- Start reading in the middle of the book instead of the beginning.
- Read the book as quickly as possible.
- Read very slowly, pondering every word and phrase.
- Choose one thing to mark or highlight as you read. Here are some ideas:
- Names for the Savior. I usually mark all of the Godhead, because then I don’t have to worry over whether the verse refers to the Father or the Son.
- Questions. (See my previous post for more details and commentary on what I learned.)
- References to a recurring theme, like the Cause of Christians or the terms of living in the Promised Land.
- Every verb. (Okay, I didn’t actually make it through the whole book because it was mentally exhausting to read it that way. But I am still working on it so I may finish yet!)
- Chiasmus structures. (I also didn’t make it to the end of the book, but I sure learned a lot!)
Each way that I have read the scriptures has taught me something different. Reading quickly helped me get the story straight, with all of the simultaneous subplots. Reading slowly helps me ponder and absorb the doctrine and the beauty of the language. Reading backwards and in a different chronological order makes me think of relationships between characters and events which I had not considered before. Focusing on a specific doctrine to highlight helps me learn about that doctrine. Scan the text like you are on a treasure hunt, with a pencil in hand.
President Nelson, Scripture Geek
President Nelson has taken a similar approach to scripture study, which he described in General Conference recently. When President Monson issued a Book of Mormon reading challenge, President Nelson realized that this was a job for Scripture Geek! He said:
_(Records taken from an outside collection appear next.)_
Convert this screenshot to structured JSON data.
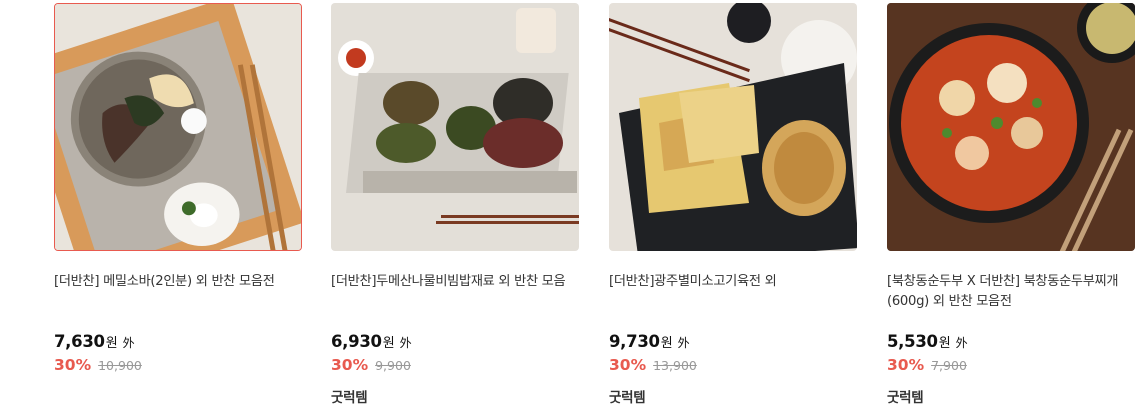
{
  "products": [
    {
      "title": "[더반찬] 메밀소바(2인분) 외 반찬 모음전",
      "price": "7,630",
      "currency": "원",
      "suffix": "外",
      "discount": "30%",
      "original_price": "10,900",
      "badge": ""
    },
    {
      "title": "[더반찬]두메산나물비빔밥재료 외 반찬 모음",
      "price": "6,930",
      "currency": "원",
      "suffix": "外",
      "discount": "30%",
      "original_price": "9,900",
      "badge": "굿럭템"
    },
    {
      "title": "[더반찬]광주별미소고기육전 외",
      "price": "9,730",
      "currency": "원",
      "suffix": "外",
      "discount": "30%",
      "original_price": "13,900",
      "badge": "굿럭템"
    },
    {
      "title": "[북창동순두부 X 더반찬] 북창동순두부찌개(600g) 외 반찬 모음전",
      "price": "5,530",
      "currency": "원",
      "suffix": "外",
      "discount": "30%",
      "original_price": "7,900",
      "badge": "굿럭템"
    }
  ],
  "colors": {
    "discount": "#e85a4f",
    "selected_border": "#e85a4f",
    "text": "#333333"
  }
}
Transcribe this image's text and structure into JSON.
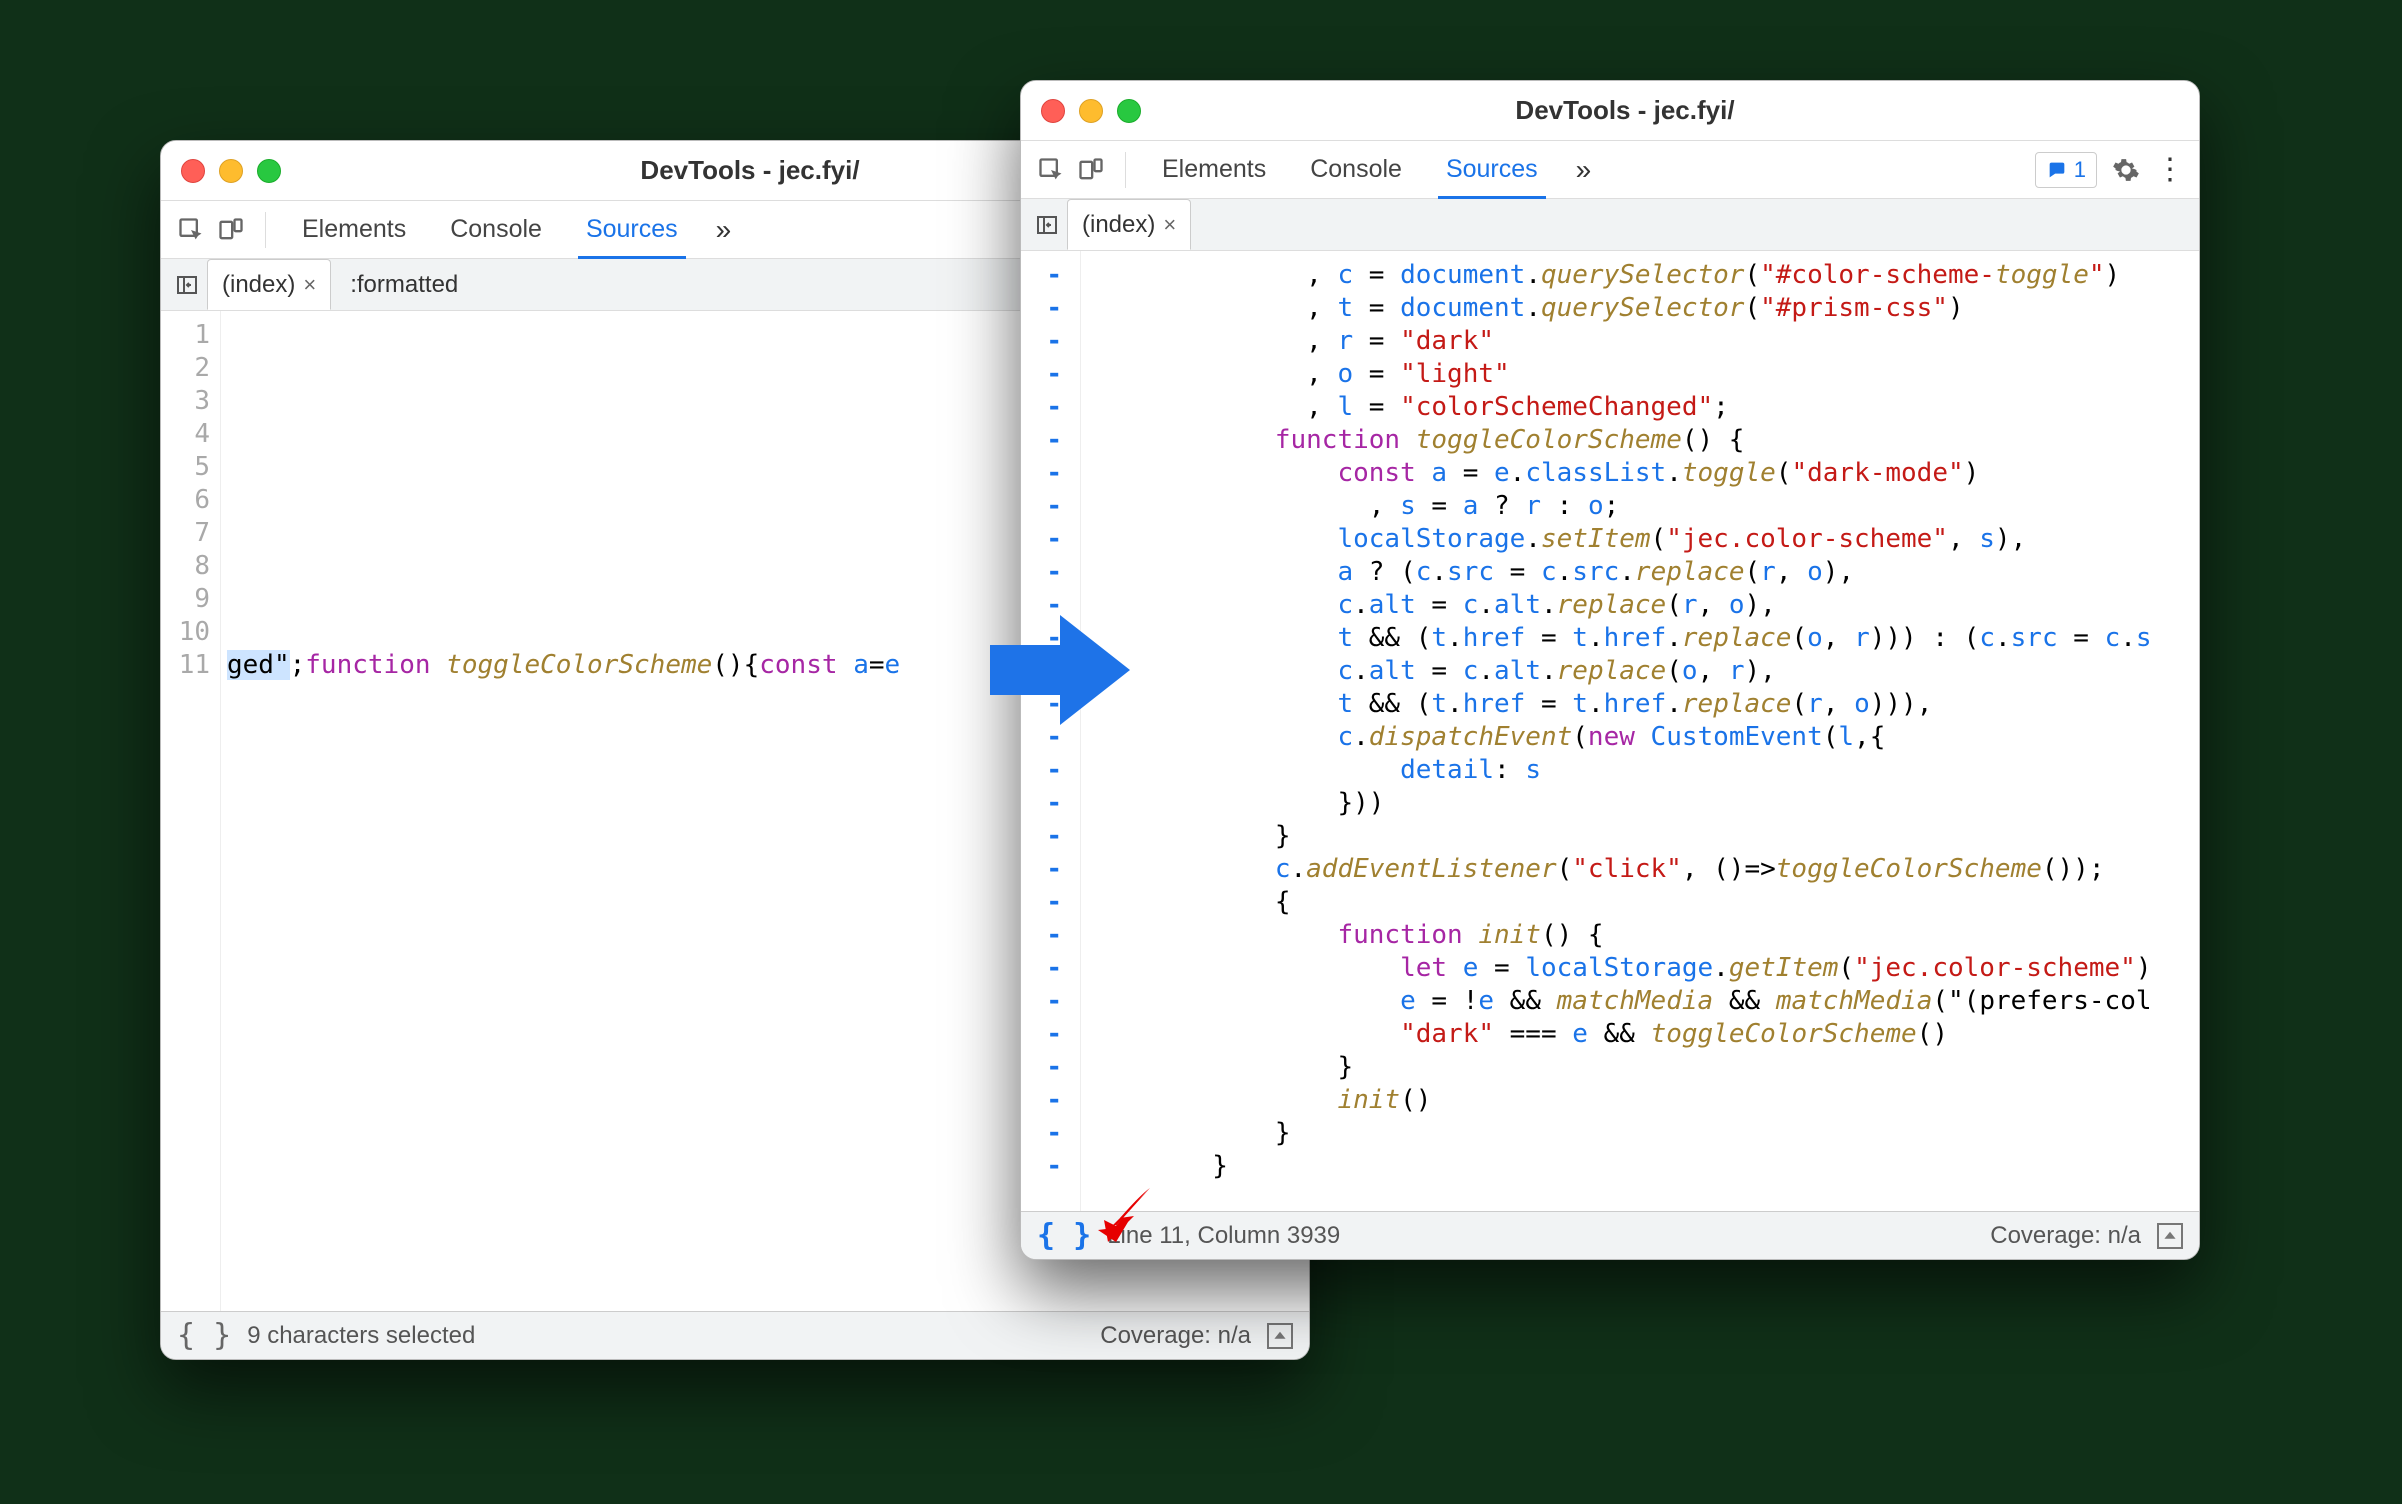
{
  "left": {
    "title": "DevTools - jec.fyi/",
    "tabs": [
      "Elements",
      "Console",
      "Sources"
    ],
    "active_tab": "Sources",
    "file_tabs": [
      {
        "label": "(index)",
        "active": true
      },
      {
        "label": ":formatted",
        "active": false
      }
    ],
    "line_numbers": [
      "1",
      "2",
      "3",
      "4",
      "5",
      "6",
      "7",
      "8",
      "9",
      "10",
      "11"
    ],
    "status_left": "9 characters selected",
    "status_right": "Coverage: n/a"
  },
  "right": {
    "title": "DevTools - jec.fyi/",
    "tabs": [
      "Elements",
      "Console",
      "Sources"
    ],
    "active_tab": "Sources",
    "issues_count": "1",
    "file_tabs": [
      {
        "label": "(index)",
        "active": true
      }
    ],
    "status_left": "Line 11, Column 3939",
    "status_right": "Coverage: n/a"
  },
  "code_left": {
    "frag_hl": "ged\"",
    "frag_rest": ";function toggleColorScheme(){const a=e",
    "raw": "ged\";function toggleColorScheme(){const a=e"
  },
  "code_right": {
    "lines": [
      "              , c = document.querySelector(\"#color-scheme-toggle\")",
      "              , t = document.querySelector(\"#prism-css\")",
      "              , r = \"dark\"",
      "              , o = \"light\"",
      "              , l = \"colorSchemeChanged\";",
      "            function toggleColorScheme() {",
      "                const a = e.classList.toggle(\"dark-mode\")",
      "                  , s = a ? r : o;",
      "                localStorage.setItem(\"jec.color-scheme\", s),",
      "                a ? (c.src = c.src.replace(r, o),",
      "                c.alt = c.alt.replace(r, o),",
      "                t && (t.href = t.href.replace(o, r))) : (c.src = c.s",
      "                c.alt = c.alt.replace(o, r),",
      "                t && (t.href = t.href.replace(r, o))),",
      "                c.dispatchEvent(new CustomEvent(l,{",
      "                    detail: s",
      "                }))",
      "            }",
      "            c.addEventListener(\"click\", ()=>toggleColorScheme());",
      "            {",
      "                function init() {",
      "                    let e = localStorage.getItem(\"jec.color-scheme\")",
      "                    e = !e && matchMedia && matchMedia(\"(prefers-col",
      "                    \"dark\" === e && toggleColorScheme()",
      "                }",
      "                init()",
      "            }",
      "        }"
    ]
  }
}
“Since President Monson’s challenge six months ago, I have tried to follow his counsel. Among other things, I’ve made lists of what the Book of Mormon is, what it affirms, what it refutes, what it fulfills, what it clarifies, and what it reveals. Looking at the Book of Mormon through these lenses has been an insightful and inspiring exercise! I recommend it to each of you.”
He also recently challenged all of the women in the Church to read the Book of Mormon. “As you read,” he said, “I would encourage you to mark each verse that speaks of or refers to the Savior.” Clearly this is a man who knows how to keep his mind engaged as he studies the word of God.
If you are like the rest of us, then your interest and enthusiasm for studying the scriptures will wax and wane over time. But when the going gets tough, don’t give up — get creative! Make it different, make it fun, make it interesting. Read them in a way that gives you a new perspective, and you will find yourself more engaged with what you are reading.
In 2019 the Church is introducing a new curriculum for all of its members, with a new correlated and coordinated personal, family, and Sunday School study schedule. I predict that many people will embrace and thrive under this new program, but it is also easy to predict that over time the novelty will wear off and our attention will tend to slip away. Now that you have read this post you should understand more about why that happens, and you will be prepared with the tools you need to stir things up. It is definitely worth your effort to keep at it, especially with the Book of Mormon, because you will “get nearer to God by abiding by its precepts, than by any other book.”
Sometimes we crave a hero’s journey when all we really need is to do something simple.
An empirical approach to COVID-19 public policy, medicine, and matters of faith.
Thoughts on risk management in medicine, life, and faith.